When we continue to feel ashamed, guilty, and condemned long after we have confessed and repented of the sin it is a sign that the enemy is playing the shame game with us. During those times we need to remind ourselves about the powerful gift of righteousness given to us at the new birth. Righteousness is the God-given ability to stand in the presence of a holy God without a sense of condemnation, inferiority, guilt, or SHAME. Righteousness and shame will always be in conflict with other. When you sense that shame trying to come on you again, reject it and remind yourself by speaking it out loud, “I am the righteousness of God in Jesus Christ.”
Shame is extremely detrimental to the believer.
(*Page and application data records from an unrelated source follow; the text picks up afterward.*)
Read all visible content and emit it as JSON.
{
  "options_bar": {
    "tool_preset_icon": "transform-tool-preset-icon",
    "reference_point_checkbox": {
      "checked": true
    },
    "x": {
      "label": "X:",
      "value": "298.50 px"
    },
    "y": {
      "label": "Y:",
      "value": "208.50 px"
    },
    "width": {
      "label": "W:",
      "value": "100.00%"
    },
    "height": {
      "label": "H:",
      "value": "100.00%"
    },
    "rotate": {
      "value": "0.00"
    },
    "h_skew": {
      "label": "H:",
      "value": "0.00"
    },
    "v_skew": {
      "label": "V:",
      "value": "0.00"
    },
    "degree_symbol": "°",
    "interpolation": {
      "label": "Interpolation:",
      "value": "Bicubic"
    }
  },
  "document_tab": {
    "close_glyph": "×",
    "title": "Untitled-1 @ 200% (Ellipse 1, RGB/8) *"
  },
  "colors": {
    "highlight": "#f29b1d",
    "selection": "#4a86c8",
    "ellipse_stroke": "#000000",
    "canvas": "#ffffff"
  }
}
Consider the following consequences of a “shame” consciousness:
- Shame undermines our confidence in God and His Word (shame is not faith)
- Shame shuts down our confession of faith and our boldness (we become intimidated)
- Shame tries to control the agenda in our lives through (manipulative and overbearing)
- Shame robs us or our joy, peace, and enthusiasm in life (dominates our thinking)
- Shame makes it very difficult for us to receive from God (we feel condemned and unworthy)
- Shame hinders us from stepping out into our destiny (we feel disqualified)
I want to encourage you to resist and reject the enemy’s attempt to play the shame game with you. When those old familiar condemning thoughts come your way, remind yourself that shame is under the curse and Jesus went to the cross to redeem you from every aspect of the curse including shame. Keep your eyes on Jesus and your face will reflect the glory of God and not shame. Claim the promise of Isaiah 61:7 and trade that shame for your inheritance and the double portion.